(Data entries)

----

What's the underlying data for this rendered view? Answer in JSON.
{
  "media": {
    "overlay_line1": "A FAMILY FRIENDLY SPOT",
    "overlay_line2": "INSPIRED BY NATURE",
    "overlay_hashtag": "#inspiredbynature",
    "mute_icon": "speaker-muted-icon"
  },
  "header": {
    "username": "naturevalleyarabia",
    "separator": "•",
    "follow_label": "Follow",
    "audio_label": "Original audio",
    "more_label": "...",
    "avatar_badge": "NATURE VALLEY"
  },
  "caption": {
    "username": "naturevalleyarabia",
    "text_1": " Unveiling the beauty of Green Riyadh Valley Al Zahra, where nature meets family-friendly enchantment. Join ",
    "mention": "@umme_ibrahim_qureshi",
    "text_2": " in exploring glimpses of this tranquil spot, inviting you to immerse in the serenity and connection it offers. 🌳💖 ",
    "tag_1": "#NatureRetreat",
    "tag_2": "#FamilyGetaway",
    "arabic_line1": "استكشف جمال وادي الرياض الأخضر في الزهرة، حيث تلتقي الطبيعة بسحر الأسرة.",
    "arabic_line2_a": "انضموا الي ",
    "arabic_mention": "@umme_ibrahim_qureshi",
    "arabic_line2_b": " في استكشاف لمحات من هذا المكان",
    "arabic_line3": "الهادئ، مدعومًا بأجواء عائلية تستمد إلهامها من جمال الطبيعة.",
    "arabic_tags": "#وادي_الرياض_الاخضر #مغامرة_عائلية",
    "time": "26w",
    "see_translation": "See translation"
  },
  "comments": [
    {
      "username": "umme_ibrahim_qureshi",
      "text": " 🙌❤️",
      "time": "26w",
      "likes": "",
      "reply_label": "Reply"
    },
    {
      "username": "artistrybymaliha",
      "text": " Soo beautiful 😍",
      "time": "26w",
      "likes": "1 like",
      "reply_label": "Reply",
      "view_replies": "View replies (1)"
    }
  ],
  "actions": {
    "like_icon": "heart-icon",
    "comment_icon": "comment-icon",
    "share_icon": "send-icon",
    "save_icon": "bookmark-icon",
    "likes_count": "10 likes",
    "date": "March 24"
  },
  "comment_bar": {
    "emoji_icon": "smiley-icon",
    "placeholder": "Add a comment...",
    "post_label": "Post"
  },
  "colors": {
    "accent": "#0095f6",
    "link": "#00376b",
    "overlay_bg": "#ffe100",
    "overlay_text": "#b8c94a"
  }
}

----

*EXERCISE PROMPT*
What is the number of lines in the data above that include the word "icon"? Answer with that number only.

*EXERCISE RESPONSE*
6